> _Task details_: In the records below, count every line that contains the word "text" and report only the total.

[Excerpts from a dataset]
════════════════════
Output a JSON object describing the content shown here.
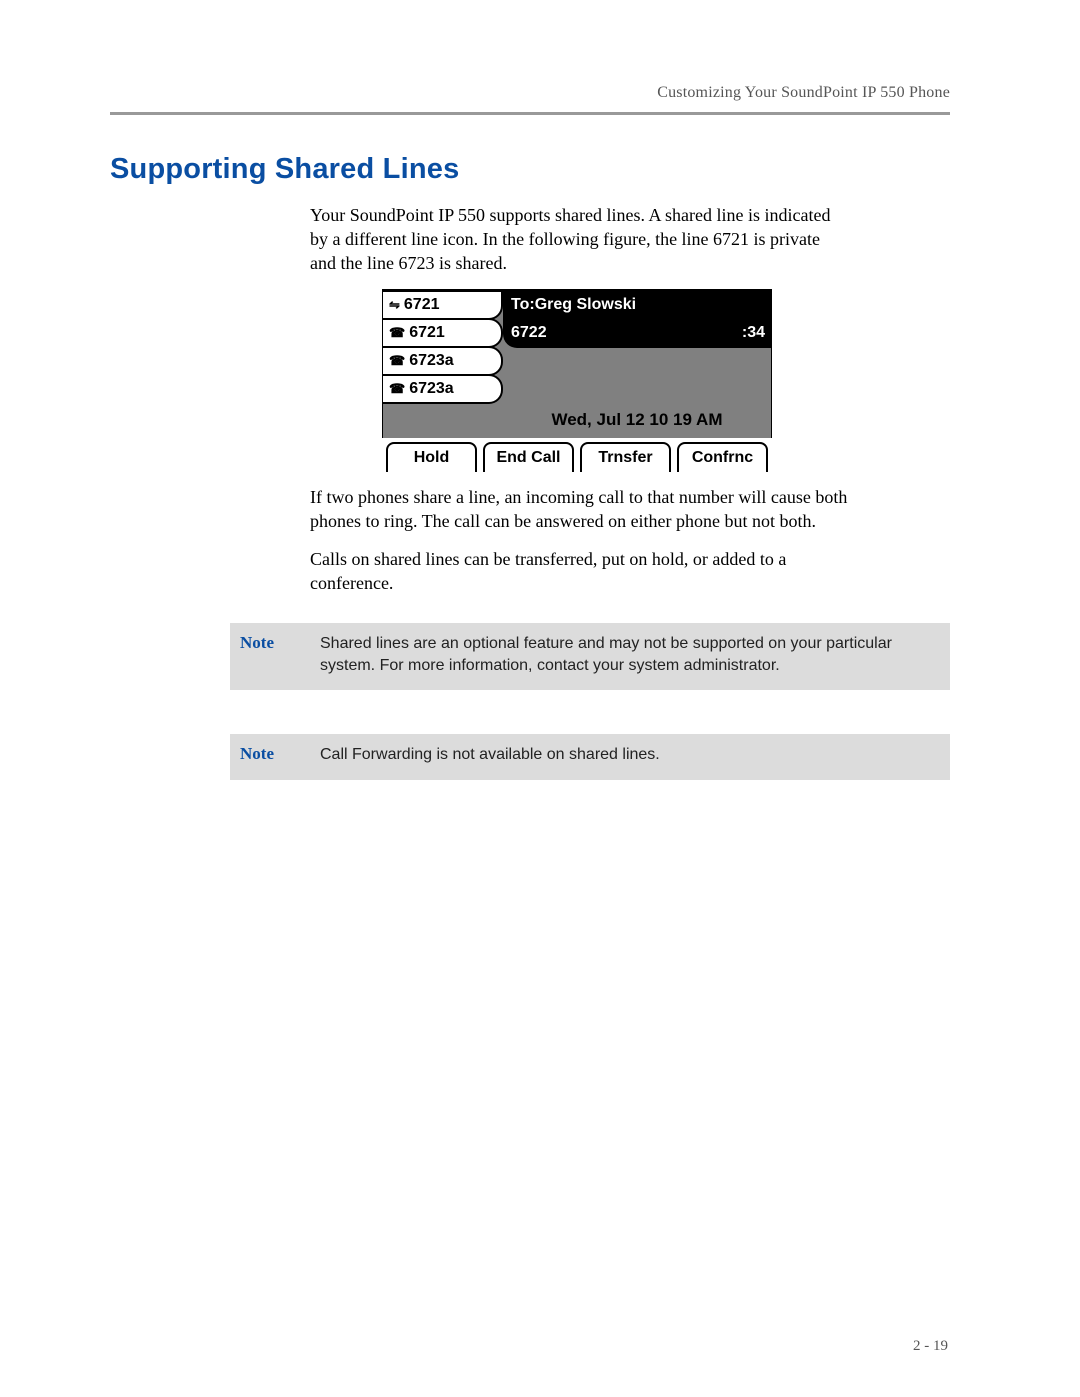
{
  "header": {
    "running_head": "Customizing Your SoundPoint IP 550 Phone"
  },
  "section_title": "Supporting Shared Lines",
  "paragraphs": {
    "p1": "Your SoundPoint IP 550 supports shared lines. A shared line is indicated by a different line icon. In the following figure, the line 6721 is private and the line 6723 is shared.",
    "p2": "If two phones share a line, an incoming call to that number will cause both phones to ring. The call can be answered on either phone but not both.",
    "p3": "Calls on shared lines can be transferred, put on hold, or added to a conference."
  },
  "phone": {
    "lines": [
      {
        "icon": "shared-icon",
        "glyph": "⇋",
        "label": "6721"
      },
      {
        "icon": "phone-icon",
        "glyph": "☎",
        "label": "6721"
      },
      {
        "icon": "phone-icon",
        "glyph": "☎",
        "label": "6723a"
      },
      {
        "icon": "phone-icon",
        "glyph": "☎",
        "label": "6723a"
      }
    ],
    "call_to": "To:Greg Slowski",
    "call_number": "6722",
    "call_timer": ":34",
    "datetime": "Wed, Jul 12  10 19 AM",
    "softkeys": [
      "Hold",
      "End Call",
      "Trnsfer",
      "Confrnc"
    ]
  },
  "notes": [
    {
      "label": "Note",
      "text": "Shared lines are an optional feature and may not be supported on your particular system. For more information, contact your system administrator."
    },
    {
      "label": "Note",
      "text": "Call Forwarding is not available on shared lines."
    }
  ],
  "page_number": "2 - 19"
}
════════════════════
> _Exercise output_: 2